You may have heard the town or developers talking about “TIF” zones. TIF stands for “Tax Increment Financing”.
In a TIF zone, the extra realization of property taxes meant for the community as a whole are instead, targeted to fund ONLY the TIF-designated area within the community.
You can read a definition of TIF here, as well as read about the potential drawbacks to the taxpayers.
“Some criticize TIF, saying it results in taxpayer subsidies for private business. That’s because TIF projects often include property tax rebates for developers as an incentive to develop the neighborhood targeted for renewal. Another complaint about TIF is that it can happen behind closed doors, without public input or say-so such as you would get if the city’s residents voted on bonds for the same project.

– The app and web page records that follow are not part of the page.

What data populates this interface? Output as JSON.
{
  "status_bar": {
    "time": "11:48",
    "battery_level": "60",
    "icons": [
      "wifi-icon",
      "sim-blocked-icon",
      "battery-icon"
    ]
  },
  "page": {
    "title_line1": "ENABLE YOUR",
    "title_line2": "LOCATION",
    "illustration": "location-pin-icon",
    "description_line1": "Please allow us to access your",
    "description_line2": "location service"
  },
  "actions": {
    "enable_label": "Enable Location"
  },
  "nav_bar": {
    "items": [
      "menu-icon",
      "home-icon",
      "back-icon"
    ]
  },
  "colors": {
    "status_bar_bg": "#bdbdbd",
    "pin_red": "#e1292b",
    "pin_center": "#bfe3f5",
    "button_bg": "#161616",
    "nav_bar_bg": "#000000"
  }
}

Finally, critics also say that TIF leaves taxpayers vulnerable if developers change their mind or back out of the project. In that case, taxpayers could be on the hook without the option to share in the profits developers would earn.”
Some would argue that a TIF is unconstitutional under NH law:
[Art.] 12. [Protection and Taxation Reciprocal.] Every member of the community has a right to be protected by it, in the enjoyment of his life, liberty, and property; he is therefore bound to contribute his share in the expense of such protection, and to yield his personal service when necessary. But no part of a man’s property shall be taken from him, or applied to public uses, without his own consent, or that of the representative body of the people. Nor are the inhabitants of this State controllable by any other laws than those to which they, or their representative body, have given their consent. ~ June 2, 1784
If “he is therefore bound to contribute his share”, how does everyone “share” what stays in only one part of town?